If you are a troll from Slashdot you may think... Hey, linking non-GPL to GPL code, this is breaking the GPL. In fact NOT, Richard does not distribute any binary version of his code. If he choose to link his great PBeM server code to my small little game code, it will only make a private modification (link) to GPL code. And of course he is free to do so (you too). Because this GPL+NON-GPL mixture is running on a server rather than distributed in binary form, this is perfectly OK. This might be a GNU GPL loophole, but hey nobody is perfect, Linux binary loadable module are also loophole AFAIK.
By the way, if you are from Gigamic, or the author of the game, please download the zip file and read the documentation as it explain why I feel OK to distribute this, and why you should contact me if you don't feel OK with it.
Here you can download the source code (under GPL) of my version of the game for Richard's PBeM Server: click here(not working on freeserver).
Writing the line above I just have discoverd that the clone name I have use for the ZRF version and for the PBeM version are different. I hope to fix the ZRF one since it is a lot more eassyer to do. However, my real hope is to have Gigamic (or author of the game) notice this page and authorise me to call it Zenix as this is the name of the original!
Ok, it seems that Gigamic gave the authorisation to publish any of their game in PBeM version. So I took my code and renamed any xeniz in zenix and Xeniz in Zenix and guess what it does compile and work. I also changed the "documentation" or help file and cleaned some comment in the code. This code contain my optimisation for faster computation of the winner... and it also seems to work.
Here you can download the source code (under GPL) of my version of the game for Richard's PBeM Server: click here for the tgz(not working on freeserver) or here for the zip. Those package contain a strange makefile and makelink.sh script. But if you have the PBeM source code or if you are Richard you should be able to manadge that.
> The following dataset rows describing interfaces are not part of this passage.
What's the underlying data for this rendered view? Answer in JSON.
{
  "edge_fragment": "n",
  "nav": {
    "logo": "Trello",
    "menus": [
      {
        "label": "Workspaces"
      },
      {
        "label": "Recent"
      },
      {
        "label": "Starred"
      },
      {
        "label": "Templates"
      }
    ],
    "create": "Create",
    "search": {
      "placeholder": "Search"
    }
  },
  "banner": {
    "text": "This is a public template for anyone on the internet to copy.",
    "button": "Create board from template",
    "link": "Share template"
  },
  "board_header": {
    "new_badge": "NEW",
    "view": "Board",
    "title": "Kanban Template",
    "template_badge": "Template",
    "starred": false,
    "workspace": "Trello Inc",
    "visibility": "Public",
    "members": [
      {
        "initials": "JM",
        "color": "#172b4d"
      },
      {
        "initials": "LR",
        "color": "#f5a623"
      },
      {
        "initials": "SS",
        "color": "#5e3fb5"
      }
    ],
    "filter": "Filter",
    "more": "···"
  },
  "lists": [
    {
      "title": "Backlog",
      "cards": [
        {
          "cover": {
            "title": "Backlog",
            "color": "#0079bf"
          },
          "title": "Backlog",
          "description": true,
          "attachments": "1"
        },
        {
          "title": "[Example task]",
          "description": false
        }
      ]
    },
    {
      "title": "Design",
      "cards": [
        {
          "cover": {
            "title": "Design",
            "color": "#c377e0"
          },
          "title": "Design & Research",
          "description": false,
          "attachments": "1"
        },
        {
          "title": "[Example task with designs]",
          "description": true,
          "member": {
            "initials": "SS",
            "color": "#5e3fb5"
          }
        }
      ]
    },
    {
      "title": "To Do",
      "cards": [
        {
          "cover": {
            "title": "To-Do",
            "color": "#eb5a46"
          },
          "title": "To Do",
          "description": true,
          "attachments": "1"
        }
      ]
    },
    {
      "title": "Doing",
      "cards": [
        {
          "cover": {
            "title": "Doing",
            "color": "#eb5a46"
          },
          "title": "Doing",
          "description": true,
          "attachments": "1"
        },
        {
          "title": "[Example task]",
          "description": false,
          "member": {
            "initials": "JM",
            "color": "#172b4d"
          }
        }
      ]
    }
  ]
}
It just compile like the "game of Y".
The content of this page is copyrighted: ©David GLAUDE.
Content last updated: Thu Jan 31, 2002.
This file generated: Fri Apr 26 12:17:29 CEST 2002 .